▶

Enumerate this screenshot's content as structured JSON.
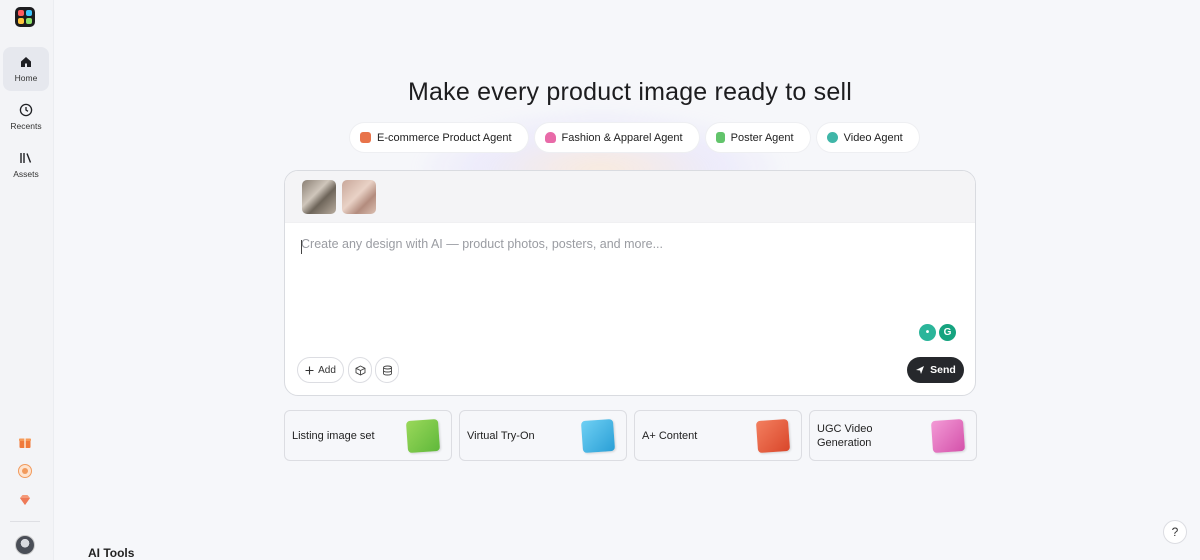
{
  "sidebar": {
    "items": [
      {
        "label": "Home",
        "icon": "home-icon",
        "active": true
      },
      {
        "label": "Recents",
        "icon": "clock-icon"
      },
      {
        "label": "Assets",
        "icon": "library-icon"
      }
    ],
    "bottom_icons": [
      "gift-icon",
      "coin-icon",
      "gem-icon"
    ]
  },
  "main": {
    "headline": "Make every product image ready to sell",
    "agents": [
      {
        "label": "E-commerce Product Agent",
        "color": "#e8734a"
      },
      {
        "label": "Fashion & Apparel Agent",
        "color": "#e86aa8"
      },
      {
        "label": "Poster Agent",
        "color": "#62c46b"
      },
      {
        "label": "Video Agent",
        "color": "#3fb6a8"
      }
    ],
    "composer": {
      "placeholder": "Create any design with AI — product photos, posters, and more...",
      "value": "",
      "add_label": "Add",
      "send_label": "Send"
    },
    "feature_cards": [
      {
        "label": "Listing image set",
        "accent": "#7cc943"
      },
      {
        "label": "Virtual Try-On",
        "accent": "#3eb7e6"
      },
      {
        "label": "A+ Content",
        "accent": "#e85a3a"
      },
      {
        "label": "UGC Video Generation",
        "accent": "#e46ab8"
      }
    ],
    "section_title": "AI Tools"
  },
  "help_label": "?"
}
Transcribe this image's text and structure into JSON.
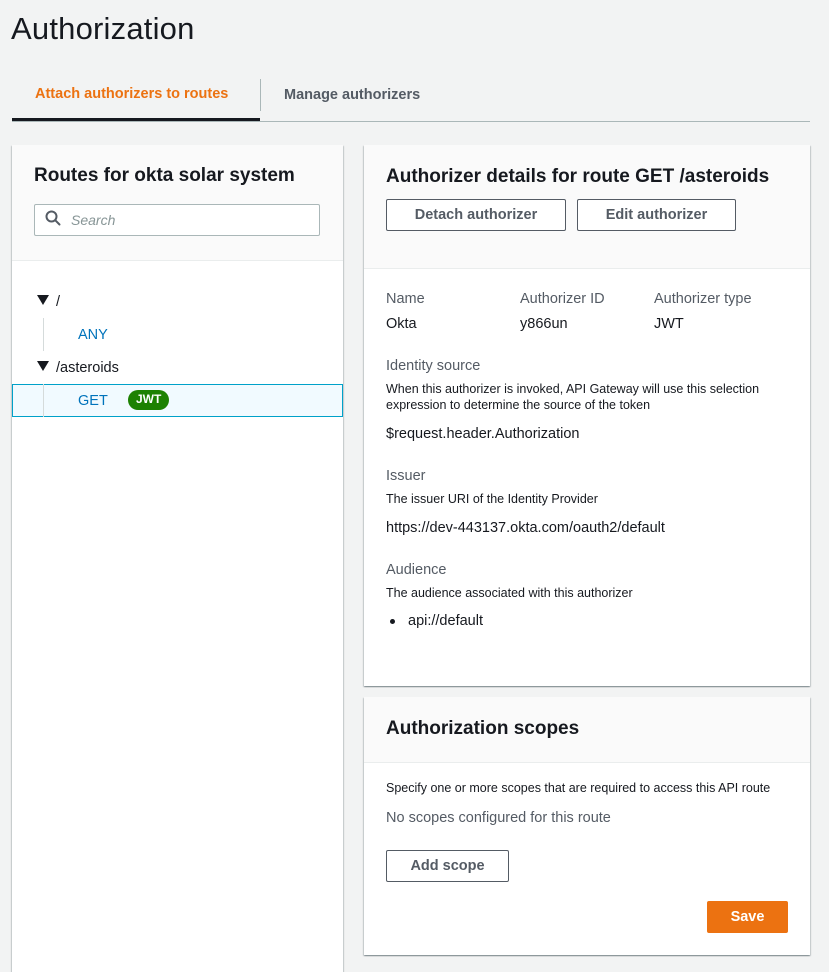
{
  "page": {
    "title": "Authorization"
  },
  "tabs": [
    {
      "label": "Attach authorizers to routes",
      "active": true
    },
    {
      "label": "Manage authorizers",
      "active": false
    }
  ],
  "routes_panel": {
    "title": "Routes for okta solar system",
    "search_placeholder": "Search",
    "tree": [
      {
        "path": "/",
        "methods": [
          {
            "method": "ANY",
            "badge": ""
          }
        ]
      },
      {
        "path": "/asteroids",
        "methods": [
          {
            "method": "GET",
            "badge": "JWT"
          }
        ]
      }
    ]
  },
  "details": {
    "title": "Authorizer details for route GET /asteroids",
    "detach_label": "Detach authorizer",
    "edit_label": "Edit authorizer",
    "fields": [
      {
        "label": "Name",
        "value": "Okta"
      },
      {
        "label": "Authorizer ID",
        "value": "y866un"
      },
      {
        "label": "Authorizer type",
        "value": "JWT"
      }
    ],
    "identity_source": {
      "label": "Identity source",
      "description": "When this authorizer is invoked, API Gateway will use this selection expression to determine the source of the token",
      "value": "$request.header.Authorization"
    },
    "issuer": {
      "label": "Issuer",
      "description": "The issuer URI of the Identity Provider",
      "value": "https://dev-443137.okta.com/oauth2/default"
    },
    "audience": {
      "label": "Audience",
      "description": "The audience associated with this authorizer",
      "items": [
        "api://default"
      ]
    }
  },
  "scopes": {
    "title": "Authorization scopes",
    "description": "Specify one or more scopes that are required to access this API route",
    "empty_text": "No scopes configured for this route",
    "add_label": "Add scope",
    "save_label": "Save"
  },
  "colors": {
    "accent": "#ec7211",
    "link": "#0073bb",
    "badge_green": "#1d8102",
    "selected_border": "#00a1c9"
  }
}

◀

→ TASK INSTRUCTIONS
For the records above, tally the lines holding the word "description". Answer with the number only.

→ SOLUTION
4